    Even though Starbucks seems to have a number of seemingly liberal-leaning (they accept man-made climate change, they attempt to minimize their ecological footprint, etc), they certainly have customers from both sides of the political aisle. They are certainly NOT going to alienate their conservative customers by publicly blasting the Republican party.

    So I can completely understand where Mr. Schultz did what he did.

    Further, you can say what you want, but Democrats aren't blameless is this mess. With the debt-limit "crisis," every time the republicans pushed, the Dems fell back. The result was that the Republicans got pretty much everything they wanted. Perhaps if Dems developed some spine and pushed back rather than always retreating, the Republicans might be forced to give some and the logjam will break up.

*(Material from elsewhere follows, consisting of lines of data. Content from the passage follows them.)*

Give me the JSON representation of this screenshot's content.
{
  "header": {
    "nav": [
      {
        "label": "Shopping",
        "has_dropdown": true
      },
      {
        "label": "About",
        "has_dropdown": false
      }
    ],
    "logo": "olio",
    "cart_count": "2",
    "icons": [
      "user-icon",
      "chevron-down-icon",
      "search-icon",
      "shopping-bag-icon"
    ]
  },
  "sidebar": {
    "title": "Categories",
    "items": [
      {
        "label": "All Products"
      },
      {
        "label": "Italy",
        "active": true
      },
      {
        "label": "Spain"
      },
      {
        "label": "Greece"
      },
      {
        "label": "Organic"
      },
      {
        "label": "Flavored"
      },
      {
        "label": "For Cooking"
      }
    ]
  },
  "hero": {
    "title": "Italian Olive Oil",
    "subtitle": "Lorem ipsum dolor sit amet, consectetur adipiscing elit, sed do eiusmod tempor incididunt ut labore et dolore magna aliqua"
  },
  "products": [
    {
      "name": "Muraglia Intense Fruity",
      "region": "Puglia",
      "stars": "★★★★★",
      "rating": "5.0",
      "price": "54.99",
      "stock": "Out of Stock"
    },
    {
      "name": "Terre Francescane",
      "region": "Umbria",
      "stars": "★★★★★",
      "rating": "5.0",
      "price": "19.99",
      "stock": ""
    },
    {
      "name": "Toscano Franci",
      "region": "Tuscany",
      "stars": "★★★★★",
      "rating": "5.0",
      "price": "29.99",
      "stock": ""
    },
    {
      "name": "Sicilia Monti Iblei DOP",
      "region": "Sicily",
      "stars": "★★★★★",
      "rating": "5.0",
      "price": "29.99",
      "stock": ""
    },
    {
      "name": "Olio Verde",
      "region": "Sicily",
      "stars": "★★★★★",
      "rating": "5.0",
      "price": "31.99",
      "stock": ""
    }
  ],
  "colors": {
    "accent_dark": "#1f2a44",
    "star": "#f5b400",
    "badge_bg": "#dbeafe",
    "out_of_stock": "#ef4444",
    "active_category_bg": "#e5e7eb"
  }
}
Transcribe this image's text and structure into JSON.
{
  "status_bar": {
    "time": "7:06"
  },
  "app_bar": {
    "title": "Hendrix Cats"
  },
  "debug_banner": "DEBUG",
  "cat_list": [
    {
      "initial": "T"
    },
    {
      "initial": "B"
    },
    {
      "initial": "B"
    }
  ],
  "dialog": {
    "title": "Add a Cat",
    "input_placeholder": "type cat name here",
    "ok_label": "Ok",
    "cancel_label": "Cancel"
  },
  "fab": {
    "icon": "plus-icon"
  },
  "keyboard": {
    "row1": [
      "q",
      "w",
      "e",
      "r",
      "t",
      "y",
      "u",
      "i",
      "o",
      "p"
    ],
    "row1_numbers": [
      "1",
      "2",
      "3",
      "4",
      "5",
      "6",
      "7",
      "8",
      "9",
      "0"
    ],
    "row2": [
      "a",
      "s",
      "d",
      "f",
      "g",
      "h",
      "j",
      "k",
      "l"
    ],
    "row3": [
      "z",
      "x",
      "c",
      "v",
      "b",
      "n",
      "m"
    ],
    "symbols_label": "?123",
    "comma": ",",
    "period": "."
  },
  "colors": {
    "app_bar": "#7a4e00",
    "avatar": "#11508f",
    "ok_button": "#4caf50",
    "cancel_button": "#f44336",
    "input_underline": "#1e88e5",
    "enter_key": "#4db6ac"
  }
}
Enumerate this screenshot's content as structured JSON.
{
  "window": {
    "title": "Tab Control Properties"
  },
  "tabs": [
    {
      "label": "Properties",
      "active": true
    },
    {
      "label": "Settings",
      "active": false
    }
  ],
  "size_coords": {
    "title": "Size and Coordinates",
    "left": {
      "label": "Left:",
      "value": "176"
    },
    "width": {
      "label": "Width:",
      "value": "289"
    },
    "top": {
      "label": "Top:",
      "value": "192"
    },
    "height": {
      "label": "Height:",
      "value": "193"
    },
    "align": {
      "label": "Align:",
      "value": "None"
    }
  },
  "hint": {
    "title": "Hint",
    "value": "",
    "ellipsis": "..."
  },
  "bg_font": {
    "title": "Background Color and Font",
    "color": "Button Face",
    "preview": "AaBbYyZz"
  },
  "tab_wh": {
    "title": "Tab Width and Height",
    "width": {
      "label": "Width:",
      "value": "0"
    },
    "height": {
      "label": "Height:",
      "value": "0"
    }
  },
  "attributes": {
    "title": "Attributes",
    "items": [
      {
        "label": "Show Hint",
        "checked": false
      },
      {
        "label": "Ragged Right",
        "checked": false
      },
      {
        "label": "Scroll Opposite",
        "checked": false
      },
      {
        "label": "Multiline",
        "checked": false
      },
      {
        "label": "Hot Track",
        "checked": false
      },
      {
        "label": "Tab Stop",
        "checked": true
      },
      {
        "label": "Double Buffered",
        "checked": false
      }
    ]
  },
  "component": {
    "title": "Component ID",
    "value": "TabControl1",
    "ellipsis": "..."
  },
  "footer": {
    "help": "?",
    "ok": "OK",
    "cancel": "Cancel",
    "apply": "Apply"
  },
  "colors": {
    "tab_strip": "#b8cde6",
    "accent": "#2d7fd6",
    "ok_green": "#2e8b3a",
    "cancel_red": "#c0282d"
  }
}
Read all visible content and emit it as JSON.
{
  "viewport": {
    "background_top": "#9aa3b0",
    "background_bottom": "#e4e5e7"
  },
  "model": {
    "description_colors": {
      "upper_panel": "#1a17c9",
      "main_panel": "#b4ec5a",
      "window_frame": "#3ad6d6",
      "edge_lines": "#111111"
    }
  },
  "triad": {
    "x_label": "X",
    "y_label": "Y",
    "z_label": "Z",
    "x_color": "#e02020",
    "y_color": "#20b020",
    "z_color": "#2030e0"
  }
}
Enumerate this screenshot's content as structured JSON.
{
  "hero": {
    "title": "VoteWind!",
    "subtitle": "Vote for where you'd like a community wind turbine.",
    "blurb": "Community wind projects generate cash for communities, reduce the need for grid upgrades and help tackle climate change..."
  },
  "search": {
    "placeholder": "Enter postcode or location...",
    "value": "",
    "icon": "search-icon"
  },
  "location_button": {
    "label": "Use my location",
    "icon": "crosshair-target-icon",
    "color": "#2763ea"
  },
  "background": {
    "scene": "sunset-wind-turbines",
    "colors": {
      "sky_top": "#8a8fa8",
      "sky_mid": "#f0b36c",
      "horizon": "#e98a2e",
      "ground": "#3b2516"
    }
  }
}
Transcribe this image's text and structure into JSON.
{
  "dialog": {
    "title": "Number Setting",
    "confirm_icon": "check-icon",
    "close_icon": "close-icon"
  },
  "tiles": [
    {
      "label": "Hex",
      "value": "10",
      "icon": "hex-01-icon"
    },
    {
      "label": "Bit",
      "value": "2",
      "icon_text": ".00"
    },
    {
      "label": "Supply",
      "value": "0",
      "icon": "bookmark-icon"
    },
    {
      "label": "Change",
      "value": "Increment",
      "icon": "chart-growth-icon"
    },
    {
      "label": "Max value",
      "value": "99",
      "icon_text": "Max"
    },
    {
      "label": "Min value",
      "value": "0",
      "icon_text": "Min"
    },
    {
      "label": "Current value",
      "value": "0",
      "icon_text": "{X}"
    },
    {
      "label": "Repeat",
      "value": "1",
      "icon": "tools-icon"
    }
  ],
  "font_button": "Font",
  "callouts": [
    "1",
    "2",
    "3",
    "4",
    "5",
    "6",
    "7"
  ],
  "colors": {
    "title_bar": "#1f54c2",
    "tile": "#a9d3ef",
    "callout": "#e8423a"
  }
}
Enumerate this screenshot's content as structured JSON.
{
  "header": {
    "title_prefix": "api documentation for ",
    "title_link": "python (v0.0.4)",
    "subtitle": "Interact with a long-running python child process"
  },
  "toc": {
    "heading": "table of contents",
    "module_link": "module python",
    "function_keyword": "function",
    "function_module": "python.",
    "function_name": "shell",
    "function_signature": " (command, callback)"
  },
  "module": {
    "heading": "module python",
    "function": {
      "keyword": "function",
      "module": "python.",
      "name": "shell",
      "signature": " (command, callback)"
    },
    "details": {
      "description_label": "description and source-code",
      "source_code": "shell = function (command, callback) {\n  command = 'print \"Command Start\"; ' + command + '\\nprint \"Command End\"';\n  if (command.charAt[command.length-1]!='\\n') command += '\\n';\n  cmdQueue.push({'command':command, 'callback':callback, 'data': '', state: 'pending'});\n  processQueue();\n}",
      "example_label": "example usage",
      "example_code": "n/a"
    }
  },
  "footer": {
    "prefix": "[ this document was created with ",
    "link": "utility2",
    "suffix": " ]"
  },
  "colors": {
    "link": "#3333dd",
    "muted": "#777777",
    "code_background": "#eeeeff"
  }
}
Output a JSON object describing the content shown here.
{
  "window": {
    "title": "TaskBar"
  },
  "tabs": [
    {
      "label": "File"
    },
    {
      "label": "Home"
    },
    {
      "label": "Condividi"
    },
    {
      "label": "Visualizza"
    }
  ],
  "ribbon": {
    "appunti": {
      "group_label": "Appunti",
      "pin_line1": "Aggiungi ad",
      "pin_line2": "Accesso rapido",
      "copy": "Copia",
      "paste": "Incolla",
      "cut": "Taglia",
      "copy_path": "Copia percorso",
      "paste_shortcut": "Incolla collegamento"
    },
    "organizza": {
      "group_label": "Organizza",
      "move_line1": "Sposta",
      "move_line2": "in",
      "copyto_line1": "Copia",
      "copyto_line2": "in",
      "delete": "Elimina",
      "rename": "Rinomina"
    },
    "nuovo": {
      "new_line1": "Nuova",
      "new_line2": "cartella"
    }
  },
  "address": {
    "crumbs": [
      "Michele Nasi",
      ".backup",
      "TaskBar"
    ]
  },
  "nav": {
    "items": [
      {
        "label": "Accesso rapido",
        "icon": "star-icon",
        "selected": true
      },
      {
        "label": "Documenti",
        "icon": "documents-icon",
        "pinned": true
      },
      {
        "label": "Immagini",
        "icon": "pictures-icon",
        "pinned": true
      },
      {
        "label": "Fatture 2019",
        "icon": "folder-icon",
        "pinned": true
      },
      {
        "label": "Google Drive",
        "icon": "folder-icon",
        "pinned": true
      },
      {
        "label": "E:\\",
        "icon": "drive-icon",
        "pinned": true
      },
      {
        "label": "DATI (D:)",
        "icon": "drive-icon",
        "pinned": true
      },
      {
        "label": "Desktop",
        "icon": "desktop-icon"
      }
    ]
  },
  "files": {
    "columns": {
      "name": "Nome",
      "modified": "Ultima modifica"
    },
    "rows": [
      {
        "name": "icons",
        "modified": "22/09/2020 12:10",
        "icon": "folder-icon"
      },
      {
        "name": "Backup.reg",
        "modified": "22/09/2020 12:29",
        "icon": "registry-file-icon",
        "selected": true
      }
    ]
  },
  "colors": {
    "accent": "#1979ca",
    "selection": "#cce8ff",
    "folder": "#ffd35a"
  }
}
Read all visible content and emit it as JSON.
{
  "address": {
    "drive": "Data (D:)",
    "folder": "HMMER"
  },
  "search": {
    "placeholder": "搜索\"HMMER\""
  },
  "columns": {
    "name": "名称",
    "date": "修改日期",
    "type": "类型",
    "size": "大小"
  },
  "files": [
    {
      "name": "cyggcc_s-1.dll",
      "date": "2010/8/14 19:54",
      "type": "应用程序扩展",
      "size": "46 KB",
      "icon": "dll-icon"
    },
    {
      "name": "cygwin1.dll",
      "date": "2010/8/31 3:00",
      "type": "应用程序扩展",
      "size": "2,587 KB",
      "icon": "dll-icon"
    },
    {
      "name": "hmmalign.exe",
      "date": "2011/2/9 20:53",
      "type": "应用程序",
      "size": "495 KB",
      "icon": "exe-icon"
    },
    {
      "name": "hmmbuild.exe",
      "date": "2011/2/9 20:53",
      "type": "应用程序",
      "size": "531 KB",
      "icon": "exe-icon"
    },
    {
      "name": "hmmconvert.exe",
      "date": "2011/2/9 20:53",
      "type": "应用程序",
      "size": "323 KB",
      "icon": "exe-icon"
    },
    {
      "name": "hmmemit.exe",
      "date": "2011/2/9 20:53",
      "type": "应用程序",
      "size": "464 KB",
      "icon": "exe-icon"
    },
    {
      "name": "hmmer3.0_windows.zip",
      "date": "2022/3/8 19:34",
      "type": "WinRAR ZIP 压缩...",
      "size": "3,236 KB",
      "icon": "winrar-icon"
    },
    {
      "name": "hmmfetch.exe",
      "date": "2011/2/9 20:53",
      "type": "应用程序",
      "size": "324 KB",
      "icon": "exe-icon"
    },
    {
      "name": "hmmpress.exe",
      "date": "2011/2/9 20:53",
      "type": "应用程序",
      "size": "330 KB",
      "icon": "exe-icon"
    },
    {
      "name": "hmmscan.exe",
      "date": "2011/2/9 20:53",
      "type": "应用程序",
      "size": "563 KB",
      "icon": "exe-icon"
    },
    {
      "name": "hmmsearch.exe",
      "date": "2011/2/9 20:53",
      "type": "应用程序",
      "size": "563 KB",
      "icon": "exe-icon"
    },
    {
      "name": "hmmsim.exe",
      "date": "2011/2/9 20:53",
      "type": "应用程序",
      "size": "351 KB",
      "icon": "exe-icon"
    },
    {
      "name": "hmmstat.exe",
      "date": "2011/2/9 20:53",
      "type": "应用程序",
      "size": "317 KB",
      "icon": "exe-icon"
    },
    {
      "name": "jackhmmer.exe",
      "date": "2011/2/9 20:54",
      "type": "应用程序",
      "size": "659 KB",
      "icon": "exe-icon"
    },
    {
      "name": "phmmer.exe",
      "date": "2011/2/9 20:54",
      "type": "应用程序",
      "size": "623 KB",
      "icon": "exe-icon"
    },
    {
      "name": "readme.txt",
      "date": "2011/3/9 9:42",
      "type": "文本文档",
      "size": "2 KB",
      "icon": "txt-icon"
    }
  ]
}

  • tam on August 25, 2011 4:07 PM:

    Another pledge. If someone asked these folks, as well as most Republican officeholders, to sign a pledge to hold their breath until a Balanced Budget Amendment passes, I wonder if they would do it. It might be worth a try.

    And how self-satisfied do you have to be to address a public letter to "fellow leaders"?

  • exlibra on August 25, 2011 4:46 PM:

    The Starbucks guy had been a Dem donor in the past. If the others are like him, then it's a unilateral disarmament -- because Repubs won't follow -- and the most stupid idea, ever. One wonders how come all of those geniuses aren't bankrupt yet.

    Craptcha took *seven tries* to produce something semi-legible: "users TravLet". I consider my self a "user" of this blog but find its travelling restrictions much too stringent and discouraging.

  • DisgustedWithItAll on August 25, 2011 7:11 PM:

    It's always been my opinion that business people ended up in business because they aren't talented or intelligent enough to do something interesting.

  • Doug on August 25, 2011 7:32 PM:

    How much has been given by this group to Democrats and how much to Republicans? Unless they're nearly equal amounts, this will hurt Republicans much more than Democrats.
    Right now I'm going with Mitch @ 2:16 PM: it's all about control of the Republican Party.
    "It's my party..."